A low AHT is a sign of strong performance and customer satisfaction. But if your AHT is currently higher than you’d like it to be, then it sounds like you may need to make some adjustments here and there.
To help slash the time it takes your agents to handle calls with their customers, here are some handy tips and advice.
What does average handling time mean?
A metric that’s traditionally used in call centres where the point of contact is immediate (i.e., phone calls or live chats), AHT measures the average time agents spend on a call or chat – including hold time and conversation time.
To calculate AHT, call centres use the following formula:
AHT = (total talk time + total hold time + after-call time) / total number of calls
We can break down the elements that make up AHT as follows:
- Talk time: the total time that agents spend talking to customers
- Hold time: the time customers spend waiting for agent to deal with their issue(s)
- After-call time: the time spent on tasks (such as making notes, sending emails, or categorising the conversation) that a call centre employee needs to perform to resolve a query before handling another call
The formula can be used to calculate AHT for specific agents, entire departments or for the contact centre as a whole.
It’s important to note that the average handling time of a business can differ depending on the industry. Each industry is likely to have a different benchmark based on the nature of customer enquiries and their needs, so it can sometimes be difficult to compare metrics.

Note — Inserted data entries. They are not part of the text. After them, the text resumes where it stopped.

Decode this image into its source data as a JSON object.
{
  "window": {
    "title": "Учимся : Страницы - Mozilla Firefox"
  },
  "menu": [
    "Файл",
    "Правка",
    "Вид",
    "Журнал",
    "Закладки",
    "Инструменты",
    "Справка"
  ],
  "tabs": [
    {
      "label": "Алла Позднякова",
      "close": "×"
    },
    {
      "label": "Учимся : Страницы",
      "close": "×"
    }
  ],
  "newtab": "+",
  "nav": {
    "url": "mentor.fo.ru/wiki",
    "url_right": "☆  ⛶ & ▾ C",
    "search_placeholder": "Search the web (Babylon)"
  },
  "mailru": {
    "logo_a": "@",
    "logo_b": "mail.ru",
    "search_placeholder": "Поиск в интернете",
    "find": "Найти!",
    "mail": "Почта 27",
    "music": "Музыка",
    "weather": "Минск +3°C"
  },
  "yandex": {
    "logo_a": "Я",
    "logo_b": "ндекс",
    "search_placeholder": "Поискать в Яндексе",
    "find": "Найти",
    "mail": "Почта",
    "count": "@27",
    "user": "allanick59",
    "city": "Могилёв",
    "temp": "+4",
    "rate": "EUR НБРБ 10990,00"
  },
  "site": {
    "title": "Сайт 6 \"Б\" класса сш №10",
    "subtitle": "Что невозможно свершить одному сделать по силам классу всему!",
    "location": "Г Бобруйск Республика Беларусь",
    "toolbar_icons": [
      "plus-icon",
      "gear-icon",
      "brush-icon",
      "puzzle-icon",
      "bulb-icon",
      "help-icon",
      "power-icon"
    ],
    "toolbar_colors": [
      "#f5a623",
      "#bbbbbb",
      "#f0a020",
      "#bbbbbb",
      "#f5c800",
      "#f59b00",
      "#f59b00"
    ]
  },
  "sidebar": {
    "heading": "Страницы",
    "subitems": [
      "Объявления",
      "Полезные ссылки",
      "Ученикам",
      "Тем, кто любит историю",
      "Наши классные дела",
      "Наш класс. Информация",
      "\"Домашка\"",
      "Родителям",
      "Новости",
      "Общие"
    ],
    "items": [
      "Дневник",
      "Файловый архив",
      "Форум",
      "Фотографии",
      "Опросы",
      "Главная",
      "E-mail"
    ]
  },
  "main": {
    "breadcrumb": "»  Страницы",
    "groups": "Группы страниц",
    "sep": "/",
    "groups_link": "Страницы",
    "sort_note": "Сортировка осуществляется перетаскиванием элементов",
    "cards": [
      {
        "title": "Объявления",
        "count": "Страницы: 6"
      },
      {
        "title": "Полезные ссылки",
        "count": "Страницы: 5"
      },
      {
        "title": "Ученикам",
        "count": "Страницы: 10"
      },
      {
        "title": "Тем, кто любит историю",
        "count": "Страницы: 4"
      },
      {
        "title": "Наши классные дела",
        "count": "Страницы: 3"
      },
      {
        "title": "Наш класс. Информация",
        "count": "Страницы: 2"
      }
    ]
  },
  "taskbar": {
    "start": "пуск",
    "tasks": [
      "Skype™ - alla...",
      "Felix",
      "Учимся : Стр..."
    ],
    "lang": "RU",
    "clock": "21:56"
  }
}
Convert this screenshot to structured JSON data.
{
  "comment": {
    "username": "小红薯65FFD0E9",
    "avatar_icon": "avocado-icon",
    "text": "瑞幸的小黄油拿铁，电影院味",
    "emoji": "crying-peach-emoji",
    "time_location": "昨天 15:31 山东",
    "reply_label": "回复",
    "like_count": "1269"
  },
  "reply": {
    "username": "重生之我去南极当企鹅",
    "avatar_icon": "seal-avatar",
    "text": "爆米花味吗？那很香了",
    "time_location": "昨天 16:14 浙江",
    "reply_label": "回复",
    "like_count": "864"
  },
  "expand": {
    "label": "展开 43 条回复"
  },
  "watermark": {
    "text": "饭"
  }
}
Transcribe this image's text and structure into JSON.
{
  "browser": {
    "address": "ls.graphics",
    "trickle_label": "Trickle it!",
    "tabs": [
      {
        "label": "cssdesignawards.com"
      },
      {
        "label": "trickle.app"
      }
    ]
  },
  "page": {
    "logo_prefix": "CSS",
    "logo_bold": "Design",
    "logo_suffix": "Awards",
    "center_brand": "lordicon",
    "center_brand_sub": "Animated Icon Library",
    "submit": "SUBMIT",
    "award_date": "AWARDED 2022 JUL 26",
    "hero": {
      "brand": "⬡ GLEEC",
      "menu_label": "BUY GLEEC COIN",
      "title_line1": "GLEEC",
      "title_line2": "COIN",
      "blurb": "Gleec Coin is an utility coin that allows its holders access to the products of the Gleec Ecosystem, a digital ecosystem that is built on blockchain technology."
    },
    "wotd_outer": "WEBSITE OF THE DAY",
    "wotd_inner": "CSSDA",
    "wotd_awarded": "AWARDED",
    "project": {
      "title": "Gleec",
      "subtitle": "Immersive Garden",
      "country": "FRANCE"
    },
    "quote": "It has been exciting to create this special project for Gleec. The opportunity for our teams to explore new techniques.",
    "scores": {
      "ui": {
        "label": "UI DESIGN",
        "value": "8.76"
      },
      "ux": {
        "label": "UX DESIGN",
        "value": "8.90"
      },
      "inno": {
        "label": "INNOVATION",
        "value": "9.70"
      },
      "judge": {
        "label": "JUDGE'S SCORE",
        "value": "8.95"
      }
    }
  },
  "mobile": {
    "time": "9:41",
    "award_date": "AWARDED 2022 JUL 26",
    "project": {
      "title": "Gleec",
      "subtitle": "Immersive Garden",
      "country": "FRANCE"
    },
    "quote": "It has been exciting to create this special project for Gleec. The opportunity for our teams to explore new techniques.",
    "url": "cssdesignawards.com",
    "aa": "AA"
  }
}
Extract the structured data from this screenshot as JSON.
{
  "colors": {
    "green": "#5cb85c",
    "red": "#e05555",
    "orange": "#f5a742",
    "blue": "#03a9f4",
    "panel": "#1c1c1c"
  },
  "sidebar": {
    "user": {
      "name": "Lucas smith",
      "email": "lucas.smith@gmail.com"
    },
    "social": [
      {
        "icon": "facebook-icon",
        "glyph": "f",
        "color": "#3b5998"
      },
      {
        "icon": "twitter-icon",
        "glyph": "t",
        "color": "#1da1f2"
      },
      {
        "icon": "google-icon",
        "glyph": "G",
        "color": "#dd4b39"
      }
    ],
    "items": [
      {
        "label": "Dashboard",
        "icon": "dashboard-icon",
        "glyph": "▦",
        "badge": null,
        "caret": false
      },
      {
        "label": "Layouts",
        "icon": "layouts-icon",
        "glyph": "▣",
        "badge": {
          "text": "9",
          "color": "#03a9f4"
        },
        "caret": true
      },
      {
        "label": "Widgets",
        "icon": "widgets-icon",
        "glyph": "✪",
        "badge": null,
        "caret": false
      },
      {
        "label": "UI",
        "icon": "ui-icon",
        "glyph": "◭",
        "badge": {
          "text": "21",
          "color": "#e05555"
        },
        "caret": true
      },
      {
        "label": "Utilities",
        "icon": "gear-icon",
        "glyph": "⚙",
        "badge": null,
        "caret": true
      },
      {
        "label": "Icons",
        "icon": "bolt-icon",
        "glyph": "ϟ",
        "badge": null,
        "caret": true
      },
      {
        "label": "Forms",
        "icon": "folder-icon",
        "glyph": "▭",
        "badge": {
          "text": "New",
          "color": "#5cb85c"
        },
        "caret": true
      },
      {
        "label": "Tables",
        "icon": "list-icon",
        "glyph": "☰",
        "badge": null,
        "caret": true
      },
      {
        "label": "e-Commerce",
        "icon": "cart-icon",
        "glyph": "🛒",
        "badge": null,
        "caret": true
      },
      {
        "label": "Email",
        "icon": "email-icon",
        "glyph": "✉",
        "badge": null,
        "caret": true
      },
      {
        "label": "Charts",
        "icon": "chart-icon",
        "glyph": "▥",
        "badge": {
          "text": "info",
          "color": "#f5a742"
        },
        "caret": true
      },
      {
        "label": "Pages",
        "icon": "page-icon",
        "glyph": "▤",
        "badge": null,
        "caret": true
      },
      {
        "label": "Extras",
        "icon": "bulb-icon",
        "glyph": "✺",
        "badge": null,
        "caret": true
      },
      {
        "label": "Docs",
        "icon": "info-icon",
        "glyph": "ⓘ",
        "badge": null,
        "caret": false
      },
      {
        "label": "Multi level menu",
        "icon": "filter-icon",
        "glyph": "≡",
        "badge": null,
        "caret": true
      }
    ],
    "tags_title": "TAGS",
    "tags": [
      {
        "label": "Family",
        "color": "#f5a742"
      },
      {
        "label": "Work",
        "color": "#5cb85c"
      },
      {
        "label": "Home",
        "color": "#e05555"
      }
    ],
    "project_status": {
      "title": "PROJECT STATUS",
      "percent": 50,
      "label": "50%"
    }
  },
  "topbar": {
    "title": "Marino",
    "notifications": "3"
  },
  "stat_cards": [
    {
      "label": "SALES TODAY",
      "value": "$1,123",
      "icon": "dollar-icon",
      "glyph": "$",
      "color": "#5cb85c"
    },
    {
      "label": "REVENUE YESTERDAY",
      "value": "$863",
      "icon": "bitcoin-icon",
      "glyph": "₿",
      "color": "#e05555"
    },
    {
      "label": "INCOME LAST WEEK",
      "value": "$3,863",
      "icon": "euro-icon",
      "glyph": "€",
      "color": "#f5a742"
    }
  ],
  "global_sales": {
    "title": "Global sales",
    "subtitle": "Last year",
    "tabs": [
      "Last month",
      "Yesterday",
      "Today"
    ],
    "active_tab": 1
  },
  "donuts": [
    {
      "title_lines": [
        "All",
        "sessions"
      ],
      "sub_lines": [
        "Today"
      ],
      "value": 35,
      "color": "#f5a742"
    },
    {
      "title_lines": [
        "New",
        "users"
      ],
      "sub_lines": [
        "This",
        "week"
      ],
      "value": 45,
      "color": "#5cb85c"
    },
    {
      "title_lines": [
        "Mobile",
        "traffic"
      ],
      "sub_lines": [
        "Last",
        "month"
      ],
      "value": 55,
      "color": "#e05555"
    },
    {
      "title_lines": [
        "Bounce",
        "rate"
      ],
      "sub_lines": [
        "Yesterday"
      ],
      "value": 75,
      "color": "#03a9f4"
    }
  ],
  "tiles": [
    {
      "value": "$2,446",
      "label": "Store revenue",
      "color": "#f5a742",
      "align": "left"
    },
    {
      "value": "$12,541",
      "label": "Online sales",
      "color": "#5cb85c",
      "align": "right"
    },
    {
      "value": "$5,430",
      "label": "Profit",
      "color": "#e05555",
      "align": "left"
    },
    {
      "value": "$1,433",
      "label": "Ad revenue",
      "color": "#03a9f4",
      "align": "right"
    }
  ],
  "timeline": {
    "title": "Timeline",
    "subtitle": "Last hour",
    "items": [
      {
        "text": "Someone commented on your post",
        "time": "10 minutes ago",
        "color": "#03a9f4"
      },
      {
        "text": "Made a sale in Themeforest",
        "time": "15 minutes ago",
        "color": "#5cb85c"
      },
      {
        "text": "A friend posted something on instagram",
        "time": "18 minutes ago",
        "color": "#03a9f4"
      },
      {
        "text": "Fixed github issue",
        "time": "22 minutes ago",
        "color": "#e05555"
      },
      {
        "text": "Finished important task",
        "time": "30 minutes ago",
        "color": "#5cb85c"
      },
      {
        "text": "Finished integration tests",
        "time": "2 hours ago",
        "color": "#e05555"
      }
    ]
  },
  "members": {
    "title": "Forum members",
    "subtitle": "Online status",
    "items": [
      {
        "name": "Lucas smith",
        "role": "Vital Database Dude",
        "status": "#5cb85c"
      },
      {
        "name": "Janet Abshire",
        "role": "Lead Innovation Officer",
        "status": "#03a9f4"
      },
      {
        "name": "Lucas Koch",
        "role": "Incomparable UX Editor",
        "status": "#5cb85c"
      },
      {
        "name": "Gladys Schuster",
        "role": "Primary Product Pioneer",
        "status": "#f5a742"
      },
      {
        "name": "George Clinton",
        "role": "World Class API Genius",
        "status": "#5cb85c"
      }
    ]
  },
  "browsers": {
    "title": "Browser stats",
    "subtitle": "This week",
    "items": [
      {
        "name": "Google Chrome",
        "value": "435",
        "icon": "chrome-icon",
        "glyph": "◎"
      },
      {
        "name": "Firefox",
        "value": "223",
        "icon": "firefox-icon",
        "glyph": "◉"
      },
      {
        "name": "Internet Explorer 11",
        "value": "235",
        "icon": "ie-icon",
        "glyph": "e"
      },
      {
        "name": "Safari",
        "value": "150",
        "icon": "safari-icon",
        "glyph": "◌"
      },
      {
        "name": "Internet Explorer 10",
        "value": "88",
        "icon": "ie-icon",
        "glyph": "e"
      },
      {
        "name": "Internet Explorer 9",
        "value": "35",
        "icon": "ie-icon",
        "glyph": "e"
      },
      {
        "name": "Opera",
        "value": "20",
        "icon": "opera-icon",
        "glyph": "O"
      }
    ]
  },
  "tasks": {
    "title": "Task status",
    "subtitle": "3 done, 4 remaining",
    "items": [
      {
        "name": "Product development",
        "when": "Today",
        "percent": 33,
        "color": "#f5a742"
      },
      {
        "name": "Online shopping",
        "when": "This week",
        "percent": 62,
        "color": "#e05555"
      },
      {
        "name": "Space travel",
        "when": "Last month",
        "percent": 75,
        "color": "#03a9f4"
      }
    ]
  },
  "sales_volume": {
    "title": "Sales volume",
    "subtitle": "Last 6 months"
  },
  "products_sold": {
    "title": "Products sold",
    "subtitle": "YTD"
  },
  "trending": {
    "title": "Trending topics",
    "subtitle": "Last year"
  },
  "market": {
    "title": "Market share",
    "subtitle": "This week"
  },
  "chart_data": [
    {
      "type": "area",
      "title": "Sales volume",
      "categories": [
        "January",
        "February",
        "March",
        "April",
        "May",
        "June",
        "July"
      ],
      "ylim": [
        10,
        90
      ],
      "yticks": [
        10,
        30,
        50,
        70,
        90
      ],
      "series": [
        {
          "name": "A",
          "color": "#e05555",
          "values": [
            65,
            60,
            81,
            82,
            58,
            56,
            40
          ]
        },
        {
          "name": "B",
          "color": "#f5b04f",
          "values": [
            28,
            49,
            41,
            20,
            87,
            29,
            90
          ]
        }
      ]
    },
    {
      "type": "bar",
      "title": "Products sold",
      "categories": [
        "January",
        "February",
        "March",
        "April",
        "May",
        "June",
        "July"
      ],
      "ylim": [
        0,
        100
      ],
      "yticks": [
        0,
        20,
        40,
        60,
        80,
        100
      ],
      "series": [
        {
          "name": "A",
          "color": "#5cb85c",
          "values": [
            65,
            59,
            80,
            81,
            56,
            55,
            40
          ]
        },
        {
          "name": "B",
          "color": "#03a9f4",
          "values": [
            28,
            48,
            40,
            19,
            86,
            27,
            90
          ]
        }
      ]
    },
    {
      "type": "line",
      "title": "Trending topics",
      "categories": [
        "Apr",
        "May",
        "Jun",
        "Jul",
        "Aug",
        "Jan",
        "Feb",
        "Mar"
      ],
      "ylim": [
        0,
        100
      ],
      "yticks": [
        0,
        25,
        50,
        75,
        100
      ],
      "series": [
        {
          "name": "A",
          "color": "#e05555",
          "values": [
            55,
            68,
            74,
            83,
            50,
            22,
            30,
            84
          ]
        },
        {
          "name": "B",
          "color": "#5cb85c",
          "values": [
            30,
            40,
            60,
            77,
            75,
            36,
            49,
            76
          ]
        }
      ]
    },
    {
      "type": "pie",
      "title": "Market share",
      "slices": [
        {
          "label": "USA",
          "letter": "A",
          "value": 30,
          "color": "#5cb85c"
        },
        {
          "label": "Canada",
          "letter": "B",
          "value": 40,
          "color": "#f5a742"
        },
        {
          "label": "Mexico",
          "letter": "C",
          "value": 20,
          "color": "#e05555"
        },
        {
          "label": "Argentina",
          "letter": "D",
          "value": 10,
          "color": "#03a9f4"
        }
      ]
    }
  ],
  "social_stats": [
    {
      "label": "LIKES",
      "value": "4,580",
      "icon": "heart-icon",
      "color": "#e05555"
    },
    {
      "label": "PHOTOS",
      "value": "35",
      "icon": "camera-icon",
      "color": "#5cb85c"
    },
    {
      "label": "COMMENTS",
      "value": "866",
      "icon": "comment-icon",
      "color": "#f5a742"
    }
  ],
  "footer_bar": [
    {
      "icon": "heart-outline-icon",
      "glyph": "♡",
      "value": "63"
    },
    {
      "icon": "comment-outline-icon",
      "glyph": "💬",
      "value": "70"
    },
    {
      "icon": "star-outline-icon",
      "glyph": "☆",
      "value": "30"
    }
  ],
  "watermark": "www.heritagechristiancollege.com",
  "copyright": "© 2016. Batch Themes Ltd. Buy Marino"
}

AHT can also have a high level of variation between departments in the same contact centre because some might handle quicker-to-answer questions, while others might be much more complex and require more attention.